18. Prandtl, Wilhelm, U. S. Patent 1,976,293, Oct. 9, 1934.

19. Rich, Malcom N., U. S. Patent 1,856,264, May 3, 1932.

20. Schumb, Walter C. and. Frank E. Pittman, Ind. Eng. Chern.

Anal. Ed. 14, 512·-15 (1942).

21. Street, Kenneth, Jr. and G. T. Seaborg, J. Am. Chern.

Soc. 70, 4268-9 (1948) .

22. Willard, Hobart H. and Harry Freund, Ind.. Eng. Chern.,

(35)

VII. ACKNOWLEDGEMENTS

The authors wish to express gratitude to Mr. Olaf A. Runquist and Mr. Wendell Van Horn of the spectrographic

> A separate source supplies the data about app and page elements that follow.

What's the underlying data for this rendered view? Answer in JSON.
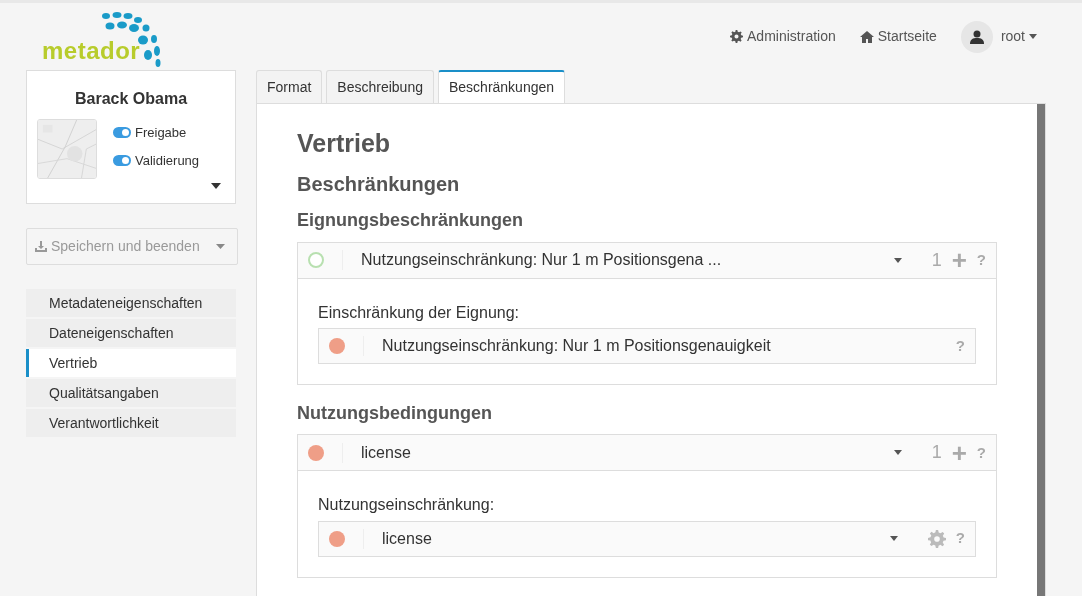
{
  "logo": {
    "text": "metador"
  },
  "topnav": [
    {
      "kind": "gear",
      "label": "Administration"
    },
    {
      "kind": "home",
      "label": "Startseite"
    },
    {
      "kind": "user",
      "label": "root"
    }
  ],
  "record": {
    "title": "Barack Obama",
    "toggles": [
      {
        "label": "Freigabe",
        "on": true
      },
      {
        "label": "Validierung",
        "on": true
      }
    ]
  },
  "save_button": {
    "label": "Speichern und beenden"
  },
  "sidebar": {
    "items": [
      {
        "label": "Metadateneigenschaften",
        "selected": false
      },
      {
        "label": "Dateneigenschaften",
        "selected": false
      },
      {
        "label": "Vertrieb",
        "selected": true
      },
      {
        "label": "Qualitätsangaben",
        "selected": false
      },
      {
        "label": "Verantwortlichkeit",
        "selected": false
      }
    ]
  },
  "tabs": [
    {
      "label": "Format",
      "selected": false
    },
    {
      "label": "Beschreibung",
      "selected": false
    },
    {
      "label": "Beschränkungen",
      "selected": true
    }
  ],
  "page_title": "Vertrieb",
  "section_title": "Beschränkungen",
  "groups": [
    {
      "heading": "Eignungsbeschränkungen",
      "status": {
        "kind": "ring",
        "color": "#b8e0b0"
      },
      "title": "Nutzungseinschränkung: Nur 1 m Positionsgena ...",
      "count": "1",
      "plus": "+",
      "help": "?",
      "field_label": "Einschränkung der Eignung:",
      "field": {
        "kind": "text",
        "status": {
          "kind": "filled",
          "color": "#ef9e87"
        },
        "value": "Nutzungseinschränkung: Nur 1 m Positionsgenauigkeit",
        "help": "?"
      }
    },
    {
      "heading": "Nutzungsbedingungen",
      "status": {
        "kind": "filled",
        "color": "#ef9e87"
      },
      "title": "license",
      "count": "1",
      "plus": "+",
      "help": "?",
      "field_label": "Nutzungseinschränkung:",
      "field": {
        "kind": "select",
        "status": {
          "kind": "filled",
          "color": "#ef9e87"
        },
        "value": "license",
        "help": "?"
      }
    }
  ]
}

Figure

ADSORPTION TABLE l ON SILICA GEL OF HAFNIUM AND ZIRCONIUM .

ADSORPTION TABLE

l ON SILICA GEL OF HAFNIUM AND ZIRCONIUM . p.15
TABLE 2 STRIPPING OF ADSORBED HAFNIUM ANP ZIRCONIUM FROM SILICA GEL

TABLE 2

STRIPPING OF ADSORBED HAFNIUM ANP ZIRCONIUM FROM SILICA GEL p.16
TABLE 2 (continued)

TABLE 2

(continued) p.17
TABLE 3 CHARACTERISTICS OF SILICA GEL AND ADSORBED OXIDES

TABLE 3

CHARACTERISTICS OF SILICA GEL AND ADSORBED OXIDES p.18
TABLE 4 OXIDE DISTRIBUTION AND COLUMN FLOW RATES

TABLE 4

OXIDE DISTRIBUTION AND COLUMN FLOW RATES p.19
Fig. 7- Characteristics Of The Sulfuric Acid Shipping
Fig. 7- Characteristics Of The Sulfuric Acid Shipping p.24
Fig. 9- Methanol- Hydrogen Chloride Stripping
Fig. 9- Methanol- Hydrogen Chloride Stripping p.26
Fig. I 0- Characteristics Of Methanol- Hydrogen Chloride Stripping Of S11ica Gel In Two-Inch Diameter Columns
Fig. I 0- Characteristics Of Methanol- Hydrogen Chloride Stripping Of S11ica Gel In Two-Inch Diameter Columns p.27
Fig. II- Final Stripping of Silica Gel With
Fig. II- Final Stripping of Silica Gel With p.28
Fig. 12- Characteristics Of Silica Gel In
Fig. 12- Characteristics Of Silica Gel In p.29